BEGIN

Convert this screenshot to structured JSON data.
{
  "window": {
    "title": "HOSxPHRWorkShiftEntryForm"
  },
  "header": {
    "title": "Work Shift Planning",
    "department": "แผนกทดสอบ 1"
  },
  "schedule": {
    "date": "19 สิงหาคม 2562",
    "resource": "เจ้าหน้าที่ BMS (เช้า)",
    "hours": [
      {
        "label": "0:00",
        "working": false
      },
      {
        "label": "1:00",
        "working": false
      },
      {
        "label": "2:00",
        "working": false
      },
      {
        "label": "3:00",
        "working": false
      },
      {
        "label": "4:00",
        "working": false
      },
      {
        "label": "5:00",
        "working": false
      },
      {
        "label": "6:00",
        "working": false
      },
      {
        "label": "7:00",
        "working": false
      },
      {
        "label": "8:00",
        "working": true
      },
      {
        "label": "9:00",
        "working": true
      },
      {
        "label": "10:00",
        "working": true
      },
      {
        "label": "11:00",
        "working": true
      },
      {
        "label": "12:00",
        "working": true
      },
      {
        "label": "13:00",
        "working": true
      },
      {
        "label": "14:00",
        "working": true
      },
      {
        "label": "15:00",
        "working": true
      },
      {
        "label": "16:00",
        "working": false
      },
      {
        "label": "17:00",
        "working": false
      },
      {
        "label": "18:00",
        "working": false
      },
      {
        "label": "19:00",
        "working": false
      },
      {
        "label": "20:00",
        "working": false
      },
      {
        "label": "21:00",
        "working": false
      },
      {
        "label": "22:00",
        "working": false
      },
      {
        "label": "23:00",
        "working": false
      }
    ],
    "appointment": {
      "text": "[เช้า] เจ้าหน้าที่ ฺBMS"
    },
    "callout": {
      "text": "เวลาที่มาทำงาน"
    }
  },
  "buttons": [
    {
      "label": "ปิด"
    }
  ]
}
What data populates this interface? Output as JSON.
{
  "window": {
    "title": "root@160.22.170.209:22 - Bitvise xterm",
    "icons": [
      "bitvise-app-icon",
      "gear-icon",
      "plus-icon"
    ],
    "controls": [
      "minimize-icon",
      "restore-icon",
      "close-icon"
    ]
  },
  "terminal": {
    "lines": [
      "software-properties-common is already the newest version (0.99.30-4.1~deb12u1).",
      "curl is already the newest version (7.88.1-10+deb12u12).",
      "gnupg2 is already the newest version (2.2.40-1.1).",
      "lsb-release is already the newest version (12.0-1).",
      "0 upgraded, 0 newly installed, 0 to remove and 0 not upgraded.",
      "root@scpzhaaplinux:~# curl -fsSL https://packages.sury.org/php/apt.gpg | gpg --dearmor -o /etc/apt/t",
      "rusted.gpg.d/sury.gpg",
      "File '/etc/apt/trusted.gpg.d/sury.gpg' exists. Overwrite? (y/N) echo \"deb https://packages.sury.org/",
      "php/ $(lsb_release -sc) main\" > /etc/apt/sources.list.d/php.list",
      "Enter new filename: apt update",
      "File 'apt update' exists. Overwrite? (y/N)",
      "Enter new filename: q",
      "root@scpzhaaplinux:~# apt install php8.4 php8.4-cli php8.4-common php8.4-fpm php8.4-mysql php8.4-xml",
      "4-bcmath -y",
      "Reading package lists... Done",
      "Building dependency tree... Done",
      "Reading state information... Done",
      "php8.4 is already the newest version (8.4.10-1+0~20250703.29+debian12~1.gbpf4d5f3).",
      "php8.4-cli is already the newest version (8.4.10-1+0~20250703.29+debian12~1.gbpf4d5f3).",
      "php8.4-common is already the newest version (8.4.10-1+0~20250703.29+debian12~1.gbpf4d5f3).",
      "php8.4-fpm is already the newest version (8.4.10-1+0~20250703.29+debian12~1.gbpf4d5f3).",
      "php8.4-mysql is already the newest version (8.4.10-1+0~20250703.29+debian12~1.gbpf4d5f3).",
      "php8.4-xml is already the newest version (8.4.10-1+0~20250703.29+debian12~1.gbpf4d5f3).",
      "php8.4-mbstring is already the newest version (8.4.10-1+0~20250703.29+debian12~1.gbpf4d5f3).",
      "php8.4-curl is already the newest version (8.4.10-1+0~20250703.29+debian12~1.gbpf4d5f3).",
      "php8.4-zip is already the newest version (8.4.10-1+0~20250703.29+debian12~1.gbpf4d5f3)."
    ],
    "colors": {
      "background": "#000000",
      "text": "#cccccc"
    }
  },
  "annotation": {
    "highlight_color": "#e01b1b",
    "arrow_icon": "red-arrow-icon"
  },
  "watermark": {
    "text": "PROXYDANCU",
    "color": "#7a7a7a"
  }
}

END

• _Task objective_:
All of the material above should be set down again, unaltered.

• _Exercise solution_:
Convert this screenshot to structured JSON data.
{
  "window": {
    "title": "HOSxPHRWorkShiftEntryForm"
  },
  "header": {
    "title": "Work Shift Planning",
    "department": "แผนกทดสอบ 1"
  },
  "schedule": {
    "date": "19 สิงหาคม 2562",
    "resource": "เจ้าหน้าที่ BMS (เช้า)",
    "hours": [
      {
        "label": "0:00",
        "working": false
      },
      {
        "label": "1:00",
        "working": false
      },
      {
        "label": "2:00",
        "working": false
      },
      {
        "label": "3:00",
        "working": false
      },
      {
        "label": "4:00",
        "working": false
      },
      {
        "label": "5:00",
        "working": false
      },
      {
        "label": "6:00",
        "working": false
      },
      {
        "label": "7:00",
        "working": false
      },
      {
        "label": "8:00",
        "working": true
      },
      {
        "label": "9:00",
        "working": true
      },
      {
        "label": "10:00",
        "working": true
      },
      {
        "label": "11:00",
        "working": true
      },
      {
        "label": "12:00",
        "working": true
      },
      {
        "label": "13:00",
        "working": true
      },
      {
        "label": "14:00",
        "working": true
      },
      {
        "label": "15:00",
        "working": true
      },
      {
        "label": "16:00",
        "working": false
      },
      {
        "label": "17:00",
        "working": false
      },
      {
        "label": "18:00",
        "working": false
      },
      {
        "label": "19:00",
        "working": false
      },
      {
        "label": "20:00",
        "working": false
      },
      {
        "label": "21:00",
        "working": false
      },
      {
        "label": "22:00",
        "working": false
      },
      {
        "label": "23:00",
        "working": false
      }
    ],
    "appointment": {
      "text": "[เช้า] เจ้าหน้าที่ ฺBMS"
    },
    "callout": {
      "text": "เวลาที่มาทำงาน"
    }
  },
  "buttons": [
    {
      "label": "ปิด"
    }
  ]
}
What data populates this interface? Output as JSON.
{
  "window": {
    "title": "root@160.22.170.209:22 - Bitvise xterm",
    "icons": [
      "bitvise-app-icon",
      "gear-icon",
      "plus-icon"
    ],
    "controls": [
      "minimize-icon",
      "restore-icon",
      "close-icon"
    ]
  },
  "terminal": {
    "lines": [
      "software-properties-common is already the newest version (0.99.30-4.1~deb12u1).",
      "curl is already the newest version (7.88.1-10+deb12u12).",
      "gnupg2 is already the newest version (2.2.40-1.1).",
      "lsb-release is already the newest version (12.0-1).",
      "0 upgraded, 0 newly installed, 0 to remove and 0 not upgraded.",
      "root@scpzhaaplinux:~# curl -fsSL https://packages.sury.org/php/apt.gpg | gpg --dearmor -o /etc/apt/t",
      "rusted.gpg.d/sury.gpg",
      "File '/etc/apt/trusted.gpg.d/sury.gpg' exists. Overwrite? (y/N) echo \"deb https://packages.sury.org/",
      "php/ $(lsb_release -sc) main\" > /etc/apt/sources.list.d/php.list",
      "Enter new filename: apt update",
      "File 'apt update' exists. Overwrite? (y/N)",
      "Enter new filename: q",
      "root@scpzhaaplinux:~# apt install php8.4 php8.4-cli php8.4-common php8.4-fpm php8.4-mysql php8.4-xml",
      "4-bcmath -y",
      "Reading package lists... Done",
      "Building dependency tree... Done",
      "Reading state information... Done",
      "php8.4 is already the newest version (8.4.10-1+0~20250703.29+debian12~1.gbpf4d5f3).",
      "php8.4-cli is already the newest version (8.4.10-1+0~20250703.29+debian12~1.gbpf4d5f3).",
      "php8.4-common is already the newest version (8.4.10-1+0~20250703.29+debian12~1.gbpf4d5f3).",
      "php8.4-fpm is already the newest version (8.4.10-1+0~20250703.29+debian12~1.gbpf4d5f3).",
      "php8.4-mysql is already the newest version (8.4.10-1+0~20250703.29+debian12~1.gbpf4d5f3).",
      "php8.4-xml is already the newest version (8.4.10-1+0~20250703.29+debian12~1.gbpf4d5f3).",
      "php8.4-mbstring is already the newest version (8.4.10-1+0~20250703.29+debian12~1.gbpf4d5f3).",
      "php8.4-curl is already the newest version (8.4.10-1+0~20250703.29+debian12~1.gbpf4d5f3).",
      "php8.4-zip is already the newest version (8.4.10-1+0~20250703.29+debian12~1.gbpf4d5f3)."
    ],
    "colors": {
      "background": "#000000",
      "text": "#cccccc"
    }
  },
  "annotation": {
    "highlight_color": "#e01b1b",
    "arrow_icon": "red-arrow-icon"
  },
  "watermark": {
    "text": "PROXYDANCU",
    "color": "#7a7a7a"
  }
}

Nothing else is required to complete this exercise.